According to the inquiry, staff only realised the man was missing five hours after he walked out the gate. However the night shift staff claimed they had seen him sleeping in his bed at 5.30am and another carer said he was served coffee at 5.45am.
Because of this timeline (which turned out to be false), the management only looked at CCTV footage from this time onwards and a search for him was only carried out on the premises, in the belief that Fino was still wandering around the hospital. They finally lodged a Police report at 11.45am – by which time Carmelo Fino had been walking outside for a full nine hours.
It was a fellow patient in the same ward who ultimately provided the correct timeline, pointing out that Fino was not in his bed at 3am. The CCTV footage was searched again and the evidence was there in front of everyone’s eyes. So far, the only other CCTV capture of the missing man came from the Lidl supermarket in Luqa, showing him walking past at 3.17am. But by then, too much valuable time had been wasted…a shocking 15 hours had passed before the search for Fino began in the streets.
The Judge’s conclusion is damning: “The night shift staff either knew Fino was missing and said nothing, or else, out of negligence, did not even realise that a patient had been missing since 2:45am.”

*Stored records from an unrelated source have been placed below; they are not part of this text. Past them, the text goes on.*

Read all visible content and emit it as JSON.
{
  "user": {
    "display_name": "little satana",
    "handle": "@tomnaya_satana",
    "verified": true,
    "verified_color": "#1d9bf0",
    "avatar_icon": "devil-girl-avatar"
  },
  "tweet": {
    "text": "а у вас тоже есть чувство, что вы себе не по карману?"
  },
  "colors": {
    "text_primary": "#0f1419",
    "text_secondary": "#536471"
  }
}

He said the staff misled management, and consequently misled the search for Fino, because the most crucial hours of the search were concentrated on the inside of the facility.
“Consequently, a lot a precious time was wasted and the result could have been different,” the judge concluded.
There are three main procedures which are crucial to this case:
• The night shift staff are obliged to check on residents and walk through all rooms at 11pm, 1am and 3am, and the walk must be documented.
• The night shift staff have to give a handover to the morning staff
• Night security staff must close the main gate between 11pm and 7am.
Unfortunately, and tragically, none of these three regulations were adhered to. At each point of these consecutive mistakes, Fino’s time was running out and his fate was sealed. It also turns out that the state’s care home for the elderly never used the tracking devices it had purchased because there was some disagreement among staff over who would be held responsible for the devices and place them on the patient. That device, too, could have saved Fino’s life.
After the initial photo of the missing man was published late in the afternoon on 28 June, the Police then released new images of Carmelo Fino on 1 July to show what he was wearing that night. But that was a full three days later.
By this time his family was understandably frantic, launching an appeal on social media for people to search their fields or sheds in the vicinities of Luqa, Gudja, Qormi, Mqabba, Zurrieq, Qrendi and Safi, as he may have taken shelter on their property. Relatives were also searching for the missing man on a daily basis.
The thorny question is how no one saw him until the body in an advanced state of decomposition was found a full 16 days later. The corpse was found at about 6.30pm under a tree near a parking lot opposite Għar Dalam after the Police received an anonymous tip. Unless more CCTV footage is retrieved from the surrounding areas, it will be difficult to establish how this 83-year-old man managed to walk so far in this sweltering heat, and how long he had been there. And since it took so long for the public to learn he was missing, he could have easily walked past many people who would have just seen an elderly man walking along the road, and thought nothing of it.
In his report, Judge Valenzia recommended the introduction of a dignified tracking device, more clearly defined criteria on the procedures that decide in which ward residents are put, stricter surveillance on people entering and exiting the premises, as well as greater vetting on prospective employees.
Meanwhile, the number of security officers guarding entrances and exits at the St Vincent de Paul home has tripled since the disappearance of Carmelo Fino. Active Ageing Minister Jo Etienne Abela said almost 40 security officers had been added to the 20 who had already been working at the care home.
All this is much too late for Mr Fino – but perhaps his harrowing case can prevent this from happening ever again.